“We didn’t create much other than the first goal, which was fantastic. In the second half we played much better but we could have created more. We missed too many passes – it was either too slow or too hasty, and then you lose the ball and the tempo is gone from the game.”
Prospective recruit Angel Di Maria will add genuine impetus from either central midfield or the wing, depending on Van Gaal’s tactical thinking. While the Argentinian cannot solve all United’s problems, the Reds’ performance on Wearside will have done much to convince the new manager that £64 million is well invested in the World Cup finalist.
Di Maria offers Van Gaal the option to switch back to the Dutchman’s preferred 4-3-3 system; the manager might even opt for the nuclear option and drop one of Saturday’s under performing attacking trio.

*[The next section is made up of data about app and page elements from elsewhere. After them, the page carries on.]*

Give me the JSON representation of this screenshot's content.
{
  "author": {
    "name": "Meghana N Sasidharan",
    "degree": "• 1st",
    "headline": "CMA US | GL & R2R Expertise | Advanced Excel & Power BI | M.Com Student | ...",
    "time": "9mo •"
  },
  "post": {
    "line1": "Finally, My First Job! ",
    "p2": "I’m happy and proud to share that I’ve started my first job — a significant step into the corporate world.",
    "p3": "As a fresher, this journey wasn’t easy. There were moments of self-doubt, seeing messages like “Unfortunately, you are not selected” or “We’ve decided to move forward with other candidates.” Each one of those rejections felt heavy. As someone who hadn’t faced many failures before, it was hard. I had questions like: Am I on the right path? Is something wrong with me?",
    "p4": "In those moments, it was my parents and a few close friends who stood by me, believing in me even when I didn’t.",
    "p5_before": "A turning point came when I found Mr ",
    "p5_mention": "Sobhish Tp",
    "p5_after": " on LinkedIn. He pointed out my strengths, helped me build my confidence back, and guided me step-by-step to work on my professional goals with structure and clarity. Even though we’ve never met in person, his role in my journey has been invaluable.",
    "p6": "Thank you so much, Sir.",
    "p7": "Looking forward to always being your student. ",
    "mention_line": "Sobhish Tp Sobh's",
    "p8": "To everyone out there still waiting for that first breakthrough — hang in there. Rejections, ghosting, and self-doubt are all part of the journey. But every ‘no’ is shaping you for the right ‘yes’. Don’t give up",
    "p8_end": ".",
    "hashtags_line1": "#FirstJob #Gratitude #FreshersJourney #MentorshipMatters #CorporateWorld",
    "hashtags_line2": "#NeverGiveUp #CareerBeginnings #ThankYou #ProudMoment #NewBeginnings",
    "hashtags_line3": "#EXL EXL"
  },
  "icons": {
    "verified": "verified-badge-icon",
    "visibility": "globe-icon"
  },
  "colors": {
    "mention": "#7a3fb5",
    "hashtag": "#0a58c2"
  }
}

It is also noted with interest that United’s new manager used Januzaj in central midfield on Sunday – an option that proffers a more direct and potentially creative approach, albeit one that comes with a significant defensive risk. Kagawa, meanwhile, remained on the bench after Van Gaal considered and then rejected using the former Borussia Dortmund player in a role “at six or eight.”
“We have four injuries in midfield,” Van Gaal said on Januzaj’s new role. “That is why I played Januzaj in midfield because as a coach I want to win. I have said that we need creative passing and I thought Januzaj could provide that.
“I said to him ‘you are on the bench as a midfielder’ because I want him to focus. You could see it’s not so many times that he’s played there, but he did his utmost and I cannot demand more.”
The coach can demand more of his team overall though. While the 63-year-old is yet to uncover his most dynamic attacking mix, and his team remains on a steep learning curve defensively, there is surely too much talent to remain impotent for long. In this Di Maria will add much – talent of the Argentinian’s rare ilk always does.
Still, there is no guarantee that United will return to the Premier League’s top four by May. After all, Arsenal showed plenty of spirit in coming back from two goals down at Goodison Park, while Liverpool has taken a punt on Mario Balotelli – one that offers plenty of big-game class.
Chatter that United will solidify a bid for Juventus’ powerhouse midfielder Arturo Vidal could make a conclusive difference in this debate. In the meantime Van Gaal’s side remains just a touch lost: on the pitch and in its heart.